Information Gain as a concept is commonly used in decision trees as a measure for determining the relevance of a particular variable. In simple terms, it refers to the gain in information or reduction in entropy when a variable is conditioned on another variable.
The following example on the splitting of a node in a decision tree would better illustrate the application of Information Gain.
Lets consider the below distribution consisting of two target classes, denoted by circles and squares. Now the task of the decision tree is to differentiate between the two target classes using the given variables. In this case, the variables provided are the color of the samples as well as the presence/absence of borders in the samples.
Therefore, we evaluate the classifying ability of both these variables by estimating the Information Gain for both the variables.

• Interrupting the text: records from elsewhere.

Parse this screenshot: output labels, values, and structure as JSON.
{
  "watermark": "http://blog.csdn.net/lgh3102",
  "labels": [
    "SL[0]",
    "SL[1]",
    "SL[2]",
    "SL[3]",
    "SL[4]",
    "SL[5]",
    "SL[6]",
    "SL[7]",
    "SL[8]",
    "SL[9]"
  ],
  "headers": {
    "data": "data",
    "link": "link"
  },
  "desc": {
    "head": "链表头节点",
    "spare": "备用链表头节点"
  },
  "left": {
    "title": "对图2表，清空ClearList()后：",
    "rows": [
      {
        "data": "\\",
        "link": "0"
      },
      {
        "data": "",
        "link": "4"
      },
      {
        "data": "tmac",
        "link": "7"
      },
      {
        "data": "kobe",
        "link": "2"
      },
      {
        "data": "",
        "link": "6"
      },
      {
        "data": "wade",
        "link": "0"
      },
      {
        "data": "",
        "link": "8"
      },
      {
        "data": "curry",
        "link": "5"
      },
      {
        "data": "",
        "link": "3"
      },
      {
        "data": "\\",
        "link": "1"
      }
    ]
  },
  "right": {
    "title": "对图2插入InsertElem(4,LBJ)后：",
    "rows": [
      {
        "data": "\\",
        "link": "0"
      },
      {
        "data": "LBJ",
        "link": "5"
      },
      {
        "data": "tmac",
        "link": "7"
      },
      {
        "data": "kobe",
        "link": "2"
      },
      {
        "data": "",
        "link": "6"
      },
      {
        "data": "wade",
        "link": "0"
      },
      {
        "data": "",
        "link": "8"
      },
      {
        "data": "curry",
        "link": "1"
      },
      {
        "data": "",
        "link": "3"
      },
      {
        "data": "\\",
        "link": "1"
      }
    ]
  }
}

In the above case, the distribution is split based on the presence/absence of a border in the samples. In the resulting split, we get two child nodes with entropies of 0.7642 and 0.8113. On calculating the information gain for the split, we get
Therefore the information gained or the overall reduction in entropy of the distribution by splitting on the border variable is 0.2117 bits.
The distribution is now split based on the color of the samples. In the resulting split, we get two child nodes with entropies of 0.9911 and 1.0 . On calculating the information gain for the split, we get
The information gained or the overall reduction in entropy of the distribution by splitting on the color variable is 0.0022 bits.
Since the border variable results in higher information gain, it is a better candidate to split the node on. The above result can easily be verified visually. On observing the child nodes created by splitting on the border variable, we can observe that the left child node has a strong concentration of squares while the right child node has a strong concentration of circles. This shows that the variable has been able to differentiate the two classes well. However, in the case of the child nodes created by splitting on color, both the child nodes have an equal mix of both the target classes and hence proves to be a poor differentiator.
This visual difference that we observe in the classification power of variables is quantified using Information Gain. The higher the ‘purity’ of the resulting child nodes, the higher the Information Gain of the splitting variable.